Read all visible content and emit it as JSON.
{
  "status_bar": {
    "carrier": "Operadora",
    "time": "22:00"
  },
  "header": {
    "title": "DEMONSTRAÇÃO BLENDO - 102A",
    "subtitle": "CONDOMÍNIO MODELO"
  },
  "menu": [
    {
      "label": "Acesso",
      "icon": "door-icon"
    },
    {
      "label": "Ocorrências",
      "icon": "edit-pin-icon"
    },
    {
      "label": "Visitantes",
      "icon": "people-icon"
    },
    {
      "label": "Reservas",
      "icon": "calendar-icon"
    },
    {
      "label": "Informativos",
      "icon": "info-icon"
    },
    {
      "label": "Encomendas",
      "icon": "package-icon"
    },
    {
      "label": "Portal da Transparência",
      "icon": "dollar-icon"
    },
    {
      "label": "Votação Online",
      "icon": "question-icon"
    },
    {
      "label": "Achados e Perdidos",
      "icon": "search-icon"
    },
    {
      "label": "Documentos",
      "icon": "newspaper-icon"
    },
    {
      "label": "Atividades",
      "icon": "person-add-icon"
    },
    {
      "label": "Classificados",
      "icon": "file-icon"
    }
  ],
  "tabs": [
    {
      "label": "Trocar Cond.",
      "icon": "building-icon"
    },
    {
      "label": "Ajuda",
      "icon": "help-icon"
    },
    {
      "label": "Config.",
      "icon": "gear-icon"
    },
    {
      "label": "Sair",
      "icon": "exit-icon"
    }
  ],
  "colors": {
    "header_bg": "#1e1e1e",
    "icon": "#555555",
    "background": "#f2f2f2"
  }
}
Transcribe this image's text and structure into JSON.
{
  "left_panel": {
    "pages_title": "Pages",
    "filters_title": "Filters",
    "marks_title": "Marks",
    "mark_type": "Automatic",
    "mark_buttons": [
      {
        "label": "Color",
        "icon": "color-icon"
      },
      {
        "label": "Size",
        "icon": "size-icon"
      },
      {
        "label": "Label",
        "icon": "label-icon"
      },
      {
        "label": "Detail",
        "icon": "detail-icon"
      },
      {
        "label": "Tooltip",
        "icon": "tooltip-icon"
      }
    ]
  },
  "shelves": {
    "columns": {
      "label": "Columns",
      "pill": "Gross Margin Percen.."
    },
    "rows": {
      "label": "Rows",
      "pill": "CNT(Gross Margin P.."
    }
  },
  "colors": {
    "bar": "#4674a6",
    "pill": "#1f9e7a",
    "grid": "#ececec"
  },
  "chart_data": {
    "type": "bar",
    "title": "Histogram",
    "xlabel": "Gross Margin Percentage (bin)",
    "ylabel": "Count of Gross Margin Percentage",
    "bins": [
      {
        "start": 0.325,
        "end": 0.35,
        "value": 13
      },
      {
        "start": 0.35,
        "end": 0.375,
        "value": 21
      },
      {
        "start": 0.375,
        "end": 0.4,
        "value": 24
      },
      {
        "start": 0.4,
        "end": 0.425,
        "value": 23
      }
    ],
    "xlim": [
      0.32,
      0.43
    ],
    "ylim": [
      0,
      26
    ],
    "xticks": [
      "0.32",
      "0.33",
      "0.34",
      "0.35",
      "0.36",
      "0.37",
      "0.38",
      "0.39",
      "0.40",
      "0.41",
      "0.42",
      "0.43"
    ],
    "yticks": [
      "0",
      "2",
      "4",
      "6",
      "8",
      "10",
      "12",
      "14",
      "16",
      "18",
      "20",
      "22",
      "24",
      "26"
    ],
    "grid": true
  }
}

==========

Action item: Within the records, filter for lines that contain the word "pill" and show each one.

Reply to the task:
      "pill": "Gross Margin Percen.."
      "pill": "CNT(Gross Margin P.."
    "pill": "#1f9e7a",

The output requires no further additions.